[[ RECORDED DATA, beginning ]]

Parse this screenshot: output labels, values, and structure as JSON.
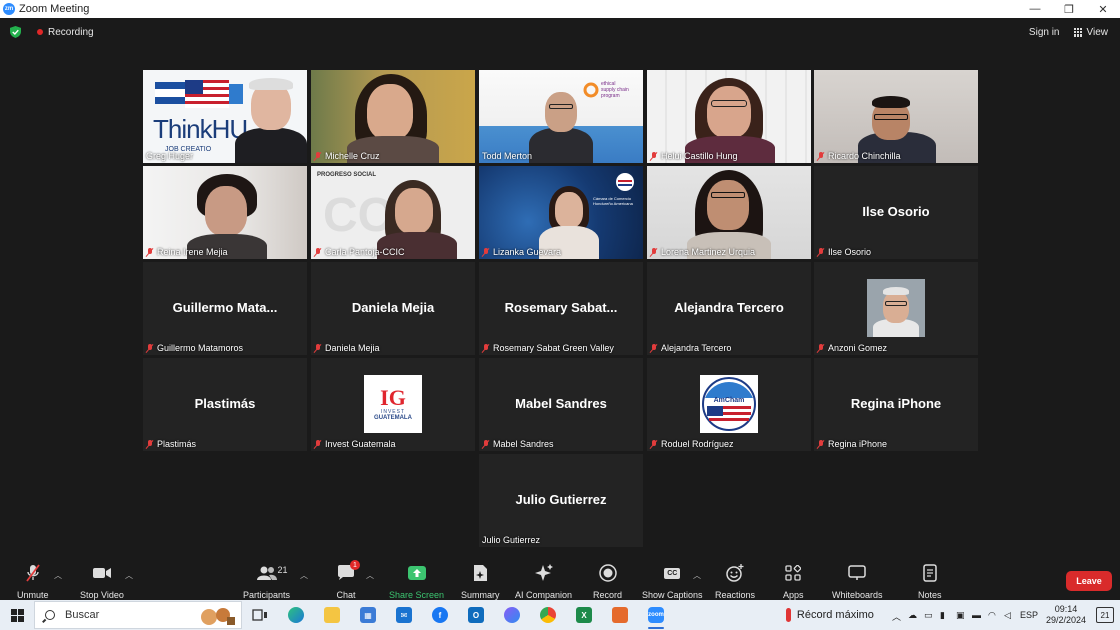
{
  "window": {
    "title": "Zoom Meeting",
    "minimize": "—",
    "restore": "❐",
    "close": "✕"
  },
  "topbar": {
    "recording": "Recording",
    "sign_in": "Sign in",
    "view": "View"
  },
  "participants": [
    {
      "name": "Greg Huger",
      "label": "Greg Huger",
      "type": "video",
      "active": true,
      "muted": false
    },
    {
      "name": "Michelle Cruz",
      "label": "Michelle Cruz",
      "type": "video",
      "muted": true
    },
    {
      "name": "Todd Merton",
      "label": "Todd Merton",
      "type": "video",
      "muted": false
    },
    {
      "name": "Helui Castillo Hung",
      "label": "Helui Castillo Hung",
      "type": "video",
      "muted": true
    },
    {
      "name": "Ricardo Chinchilla",
      "label": "Ricardo Chinchilla",
      "type": "video",
      "muted": true
    },
    {
      "name": "Reina Irene Mejia",
      "label": "Reina Irene Mejia",
      "type": "video",
      "muted": true
    },
    {
      "name": "Carla Pantoja-CCIC",
      "label": "Carla Pantoja-CCIC",
      "type": "video",
      "muted": true
    },
    {
      "name": "Lizanka Guevara",
      "label": "Lizanka Guevara",
      "type": "video",
      "muted": true
    },
    {
      "name": "Lorena Martinez Urquia",
      "label": "Lorena Martinez Urquia",
      "type": "video",
      "muted": true
    },
    {
      "name": "Ilse Osorio",
      "big": "Ilse Osorio",
      "label": "Ilse Osorio",
      "type": "name",
      "muted": true
    },
    {
      "name": "Guillermo Matamoros",
      "big": "Guillermo  Mata...",
      "label": "Guillermo Matamoros",
      "type": "name",
      "muted": true
    },
    {
      "name": "Daniela Mejia",
      "big": "Daniela Mejia",
      "label": "Daniela Mejia",
      "type": "name",
      "muted": true
    },
    {
      "name": "Rosemary Sabat Green Valley",
      "big": "Rosemary  Sabat...",
      "label": "Rosemary Sabat Green Valley",
      "type": "name",
      "muted": true
    },
    {
      "name": "Alejandra Tercero",
      "big": "Alejandra Tercero",
      "label": "Alejandra Tercero",
      "type": "name",
      "muted": true
    },
    {
      "name": "Anzoni Gomez",
      "label": "Anzoni Gomez",
      "type": "avatar-photo",
      "muted": true
    },
    {
      "name": "Plastimás",
      "big": "Plastimás",
      "label": "Plastimás",
      "type": "name",
      "muted": true
    },
    {
      "name": "Invest Guatemala",
      "label": "Invest Guatemala",
      "type": "avatar-logo",
      "logo_text": "INVEST",
      "logo_text2": "GUATEMALA",
      "muted": true
    },
    {
      "name": "Mabel Sandres",
      "big": "Mabel Sandres",
      "label": "Mabel Sandres",
      "type": "name",
      "muted": true
    },
    {
      "name": "Roduel Rodríguez",
      "label": "Roduel Rodríguez",
      "type": "avatar-amcham",
      "logo_text": "AmCham",
      "muted": true
    },
    {
      "name": "Regina iPhone",
      "big": "Regina iPhone",
      "label": "Regina iPhone",
      "type": "name",
      "muted": true
    },
    {
      "name": "Julio Gutierrez",
      "big": "Julio Gutierrez",
      "label": "Julio Gutierrez",
      "type": "name",
      "muted": false
    }
  ],
  "tile_text": {
    "thinkhuge": "ThinkHU",
    "jobcreation": "JOB CREATIO",
    "ethical": "ethical",
    "supply_chain": "supply chain",
    "program": "program",
    "progreso": "PROGRESO SOCIAL",
    "camara": "Cámara de Comercio Hondureño Americana"
  },
  "toolbar": {
    "unmute": "Unmute",
    "stop_video": "Stop Video",
    "participants": "Participants",
    "participants_count": "21",
    "chat": "Chat",
    "chat_badge": "1",
    "share_screen": "Share Screen",
    "summary": "Summary",
    "ai_companion": "AI Companion",
    "record": "Record",
    "show_captions": "Show Captions",
    "reactions": "Reactions",
    "apps": "Apps",
    "whiteboards": "Whiteboards",
    "notes": "Notes",
    "leave": "Leave",
    "cc": "CC"
  },
  "taskbar": {
    "search_placeholder": "Buscar",
    "weather": "Récord máximo",
    "lang": "ESP",
    "time": "09:14",
    "date": "29/2/2024",
    "notifications": "21"
  },
  "colors": {
    "accent_green": "#3cc470",
    "leave_red": "#d92b2b",
    "active_border": "#c8e24a"
  }
}
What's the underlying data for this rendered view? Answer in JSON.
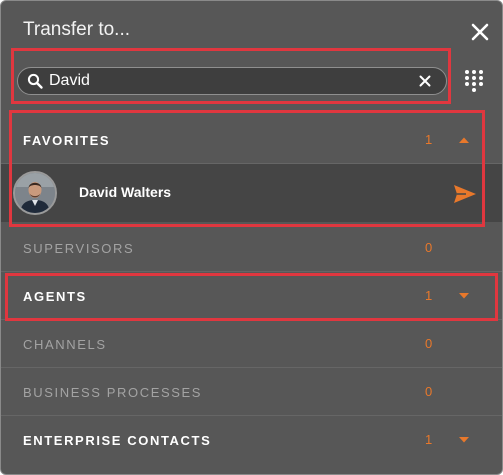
{
  "header": {
    "title": "Transfer to...",
    "close_icon": "close-icon"
  },
  "search": {
    "value": "David",
    "search_icon": "search-icon",
    "clear_icon": "clear-icon",
    "dialpad_icon": "dialpad-icon"
  },
  "sections": [
    {
      "label": "FAVORITES",
      "count": "1",
      "expanded": true,
      "active": true
    },
    {
      "label": "SUPERVISORS",
      "count": "0",
      "expanded": false,
      "active": false
    },
    {
      "label": "AGENTS",
      "count": "1",
      "expanded": false,
      "active": true
    },
    {
      "label": "CHANNELS",
      "count": "0",
      "expanded": false,
      "active": false
    },
    {
      "label": "BUSINESS PROCESSES",
      "count": "0",
      "expanded": false,
      "active": false
    },
    {
      "label": "ENTERPRISE CONTACTS",
      "count": "1",
      "expanded": false,
      "active": true
    }
  ],
  "favorites": [
    {
      "name": "David Walters",
      "avatar_icon": "avatar-photo",
      "action_icon": "send-icon"
    }
  ],
  "colors": {
    "panel_bg": "#575757",
    "selected_row_bg": "#454545",
    "accent": "#e8782b",
    "dim_text": "#a3a3a3",
    "highlight_box": "#e0373f"
  }
}
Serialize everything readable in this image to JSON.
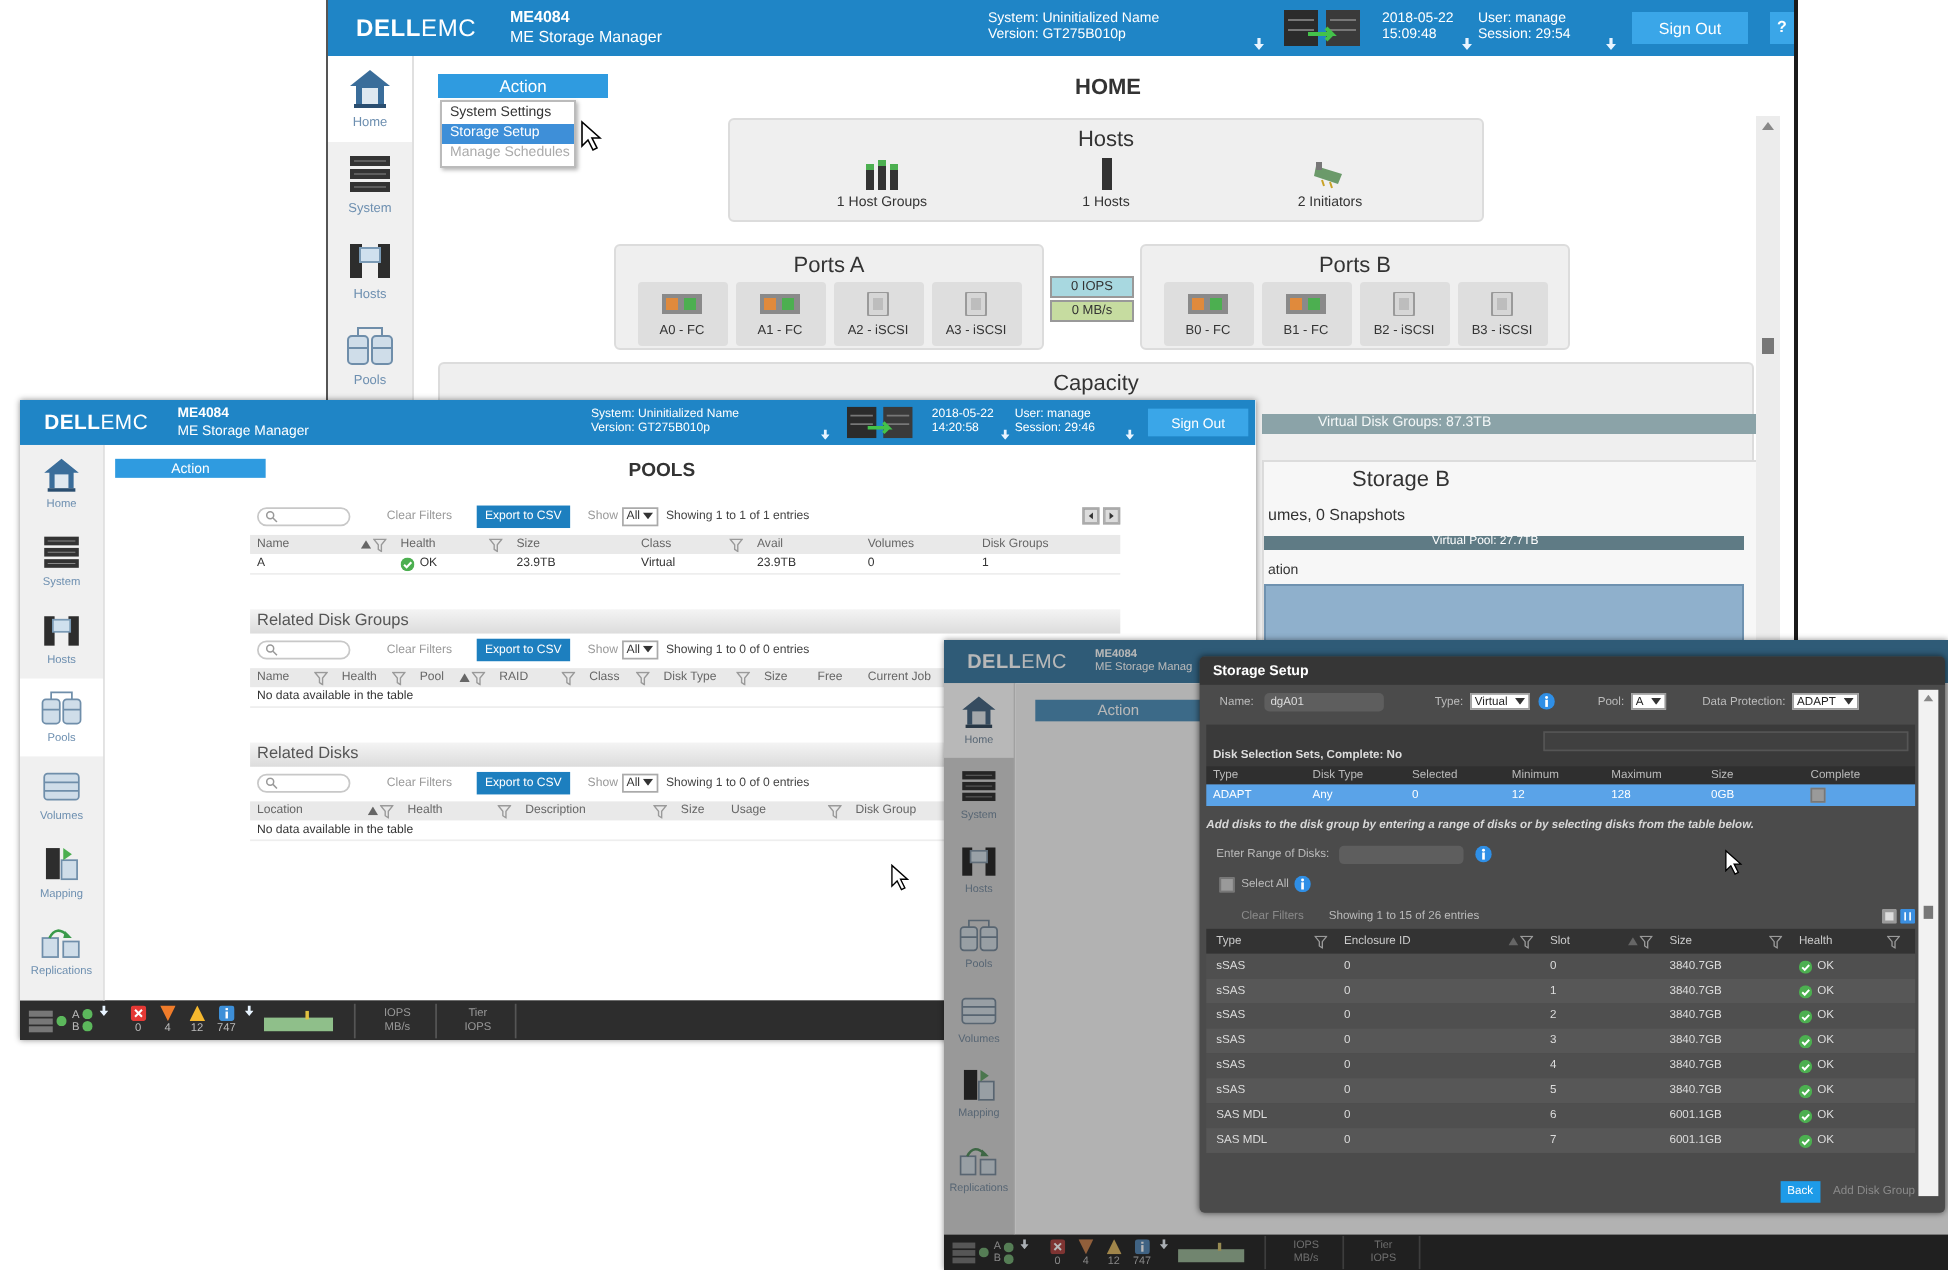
{
  "home_window": {
    "header": {
      "logo": "**DELL**EMC",
      "product": "ME4084",
      "subtitle": "ME Storage Manager",
      "system": "System: Uninitialized Name",
      "version": "Version: GT275B010p",
      "date": "2018-05-22",
      "time": "15:09:48",
      "user": "User: manage",
      "session": "Session: 29:54",
      "sign_out": "Sign Out",
      "help": "?"
    },
    "sidebar": [
      {
        "label": "Home",
        "selected": true
      },
      {
        "label": "System",
        "selected": false
      },
      {
        "label": "Hosts",
        "selected": false
      },
      {
        "label": "Pools",
        "selected": false
      }
    ],
    "action": "Action",
    "action_menu": [
      {
        "label": "System Settings",
        "selected": false,
        "disabled": false
      },
      {
        "label": "Storage Setup",
        "selected": true,
        "disabled": false
      },
      {
        "label": "Manage Schedules",
        "selected": false,
        "disabled": true
      }
    ],
    "title": "HOME",
    "hosts": {
      "title": "Hosts",
      "items": [
        {
          "kind": "host-group",
          "label": "1 Host Groups"
        },
        {
          "kind": "host",
          "label": "1 Hosts"
        },
        {
          "kind": "initiator",
          "label": "2 Initiators"
        }
      ]
    },
    "ports": [
      {
        "title": "Ports A",
        "ports": [
          {
            "label": "A0 - FC",
            "kind": "fc"
          },
          {
            "label": "A1 - FC",
            "kind": "fc"
          },
          {
            "label": "A2 - iSCSI",
            "kind": "iscsi"
          },
          {
            "label": "A3 - iSCSI",
            "kind": "iscsi"
          }
        ]
      },
      {
        "title": "Ports B",
        "ports": [
          {
            "label": "B0 - FC",
            "kind": "fc"
          },
          {
            "label": "B1 - FC",
            "kind": "fc"
          },
          {
            "label": "B2 - iSCSI",
            "kind": "iscsi"
          },
          {
            "label": "B3 - iSCSI",
            "kind": "iscsi"
          }
        ]
      }
    ],
    "throughput": [
      "0 IOPS",
      "0 MB/s"
    ],
    "capacity": {
      "title": "Capacity",
      "bar_label": "Virtual Disk Groups: 87.3TB"
    },
    "storage_b": {
      "title": "Storage B",
      "summary": "umes, 0 Snapshots",
      "bar_label": "Virtual Pool: 27.7TB",
      "legend": "ation"
    }
  },
  "pools_window": {
    "header": {
      "logo": "**DELL**EMC",
      "product": "ME4084",
      "subtitle": "ME Storage Manager",
      "system": "System: Uninitialized Name",
      "version": "Version: GT275B010p",
      "date": "2018-05-22",
      "time": "14:20:58",
      "user": "User: manage",
      "session": "Session: 29:46",
      "sign_out": "Sign Out"
    },
    "sidebar": [
      {
        "label": "Home",
        "selected": false
      },
      {
        "label": "System",
        "selected": false
      },
      {
        "label": "Hosts",
        "selected": false
      },
      {
        "label": "Pools",
        "selected": true
      },
      {
        "label": "Volumes",
        "selected": false
      },
      {
        "label": "Mapping",
        "selected": false
      },
      {
        "label": "Replications",
        "selected": false
      }
    ],
    "action": "Action",
    "title": "POOLS",
    "tables": [
      {
        "toolbar": {
          "clear_filters": "Clear Filters",
          "export": "Export to CSV",
          "show_label": "Show",
          "show_value": "All",
          "showing": "Showing 1 to 1 of 1 entries"
        },
        "columns": [
          {
            "label": "Name",
            "kind": "text",
            "sorted": true,
            "filter": true
          },
          {
            "label": "Health",
            "kind": "health",
            "sorted": false,
            "filter": true
          },
          {
            "label": "Size",
            "kind": "text",
            "sorted": false,
            "filter": false
          },
          {
            "label": "Class",
            "kind": "text",
            "sorted": false,
            "filter": true
          },
          {
            "label": "Avail",
            "kind": "text",
            "sorted": false,
            "filter": false
          },
          {
            "label": "Volumes",
            "kind": "text",
            "sorted": false,
            "filter": false
          },
          {
            "label": "Disk Groups",
            "kind": "text",
            "sorted": false,
            "filter": false
          }
        ],
        "rows": [
          [
            "A",
            "OK",
            "23.9TB",
            "Virtual",
            "23.9TB",
            "0",
            "1"
          ]
        ]
      },
      {
        "title": "Related Disk Groups",
        "toolbar": {
          "clear_filters": "Clear Filters",
          "export": "Export to CSV",
          "show_label": "Show",
          "show_value": "All",
          "showing": "Showing 1 to 0 of 0 entries"
        },
        "columns": [
          {
            "label": "Name",
            "sorted": false,
            "filter": true
          },
          {
            "label": "Health",
            "sorted": false,
            "filter": true
          },
          {
            "label": "Pool",
            "sorted": true,
            "filter": true
          },
          {
            "label": "RAID",
            "sorted": false,
            "filter": true
          },
          {
            "label": "Class",
            "sorted": false,
            "filter": true
          },
          {
            "label": "Disk Type",
            "sorted": false,
            "filter": true
          },
          {
            "label": "Size",
            "sorted": false,
            "filter": false
          },
          {
            "label": "Free",
            "sorted": false,
            "filter": false
          },
          {
            "label": "Current Job",
            "sorted": false,
            "filter": false
          }
        ],
        "empty": "No data available in the table"
      },
      {
        "title": "Related Disks",
        "toolbar": {
          "clear_filters": "Clear Filters",
          "export": "Export to CSV",
          "show_label": "Show",
          "show_value": "All",
          "showing": "Showing 1 to 0 of 0 entries"
        },
        "columns": [
          {
            "label": "Location",
            "sorted": true,
            "filter": true
          },
          {
            "label": "Health",
            "sorted": false,
            "filter": true
          },
          {
            "label": "Description",
            "sorted": false,
            "filter": true
          },
          {
            "label": "Size",
            "sorted": false,
            "filter": false
          },
          {
            "label": "Usage",
            "sorted": false,
            "filter": true
          },
          {
            "label": "Disk Group",
            "sorted": false,
            "filter": false
          }
        ],
        "empty": "No data available in the table"
      }
    ],
    "status": {
      "controllers": [
        "A",
        "B"
      ],
      "alerts": [
        {
          "kind": "critical",
          "count": "0"
        },
        {
          "kind": "error",
          "count": "4"
        },
        {
          "kind": "warning",
          "count": "12"
        },
        {
          "kind": "info",
          "count": "747"
        }
      ],
      "io": [
        "IOPS",
        "MB/s"
      ],
      "tier": [
        "Tier",
        "IOPS"
      ]
    }
  },
  "setup_window": {
    "header": {
      "logo": "**DELL**EMC",
      "product": "ME4084",
      "subtitle": "ME Storage Manag"
    },
    "sidebar": [
      {
        "label": "Home",
        "selected": true
      },
      {
        "label": "System",
        "selected": false
      },
      {
        "label": "Hosts",
        "selected": false
      },
      {
        "label": "Pools",
        "selected": false
      },
      {
        "label": "Volumes",
        "selected": false
      },
      {
        "label": "Mapping",
        "selected": false
      },
      {
        "label": "Replications",
        "selected": false
      }
    ],
    "action": "Action",
    "status": {
      "controllers": [
        "A",
        "B"
      ],
      "alerts": [
        {
          "kind": "critical",
          "count": "0"
        },
        {
          "kind": "error",
          "count": "4"
        },
        {
          "kind": "warning",
          "count": "12"
        },
        {
          "kind": "info",
          "count": "747"
        }
      ],
      "io": [
        "IOPS",
        "MB/s"
      ],
      "tier": [
        "Tier",
        "IOPS"
      ]
    },
    "dialog": {
      "title": "Storage Setup",
      "name_label": "Name:",
      "name_value": "dgA01",
      "type_label": "Type:",
      "type_value": "Virtual",
      "pool_label": "Pool:",
      "pool_value": "A",
      "protection_label": "Data Protection:",
      "protection_value": "ADAPT",
      "sets_title": "Disk Selection Sets, Complete: No",
      "sets_columns": [
        "Type",
        "Disk Type",
        "Selected",
        "Minimum",
        "Maximum",
        "Size",
        "Complete"
      ],
      "sets_rows": [
        {
          "cells": [
            "ADAPT",
            "Any",
            "0",
            "12",
            "128",
            "0GB"
          ],
          "complete": false,
          "selected": true
        }
      ],
      "hint": "Add disks to the disk group by entering a range of disks or by selecting disks from the table below.",
      "range_label": "Enter Range of Disks:",
      "select_all": {
        "label": "Select All",
        "checked": false
      },
      "clear_filters": "Clear Filters",
      "showing": "Showing 1 to 15 of 26 entries",
      "disk_columns": [
        {
          "label": "Type",
          "kind": "text",
          "sorted": false,
          "filter": true
        },
        {
          "label": "Enclosure ID",
          "kind": "text",
          "sorted": true,
          "filter": true
        },
        {
          "label": "Slot",
          "kind": "text",
          "sorted": true,
          "filter": true
        },
        {
          "label": "Size",
          "kind": "text",
          "sorted": false,
          "filter": true
        },
        {
          "label": "Health",
          "kind": "health",
          "sorted": false,
          "filter": true
        }
      ],
      "disks": [
        {
          "cells": [
            "sSAS",
            "0",
            "0",
            "3840.7GB",
            "OK"
          ],
          "selected": false
        },
        {
          "cells": [
            "sSAS",
            "0",
            "1",
            "3840.7GB",
            "OK"
          ],
          "selected": false
        },
        {
          "cells": [
            "sSAS",
            "0",
            "2",
            "3840.7GB",
            "OK"
          ],
          "selected": false
        },
        {
          "cells": [
            "sSAS",
            "0",
            "3",
            "3840.7GB",
            "OK"
          ],
          "selected": false
        },
        {
          "cells": [
            "sSAS",
            "0",
            "4",
            "3840.7GB",
            "OK"
          ],
          "selected": false
        },
        {
          "cells": [
            "sSAS",
            "0",
            "5",
            "3840.7GB",
            "OK"
          ],
          "selected": false
        },
        {
          "cells": [
            "SAS MDL",
            "0",
            "6",
            "6001.1GB",
            "OK"
          ],
          "selected": false
        },
        {
          "cells": [
            "SAS MDL",
            "0",
            "7",
            "6001.1GB",
            "OK"
          ],
          "selected": false
        }
      ],
      "back": "Back",
      "add": "Add Disk Group",
      "add_disabled": true
    }
  }
}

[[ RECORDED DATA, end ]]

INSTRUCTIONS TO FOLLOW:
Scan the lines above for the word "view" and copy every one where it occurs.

EXERCISE RESULT:
    "view": "View"
What's the underlying data for this rendered view? Answer in JSON.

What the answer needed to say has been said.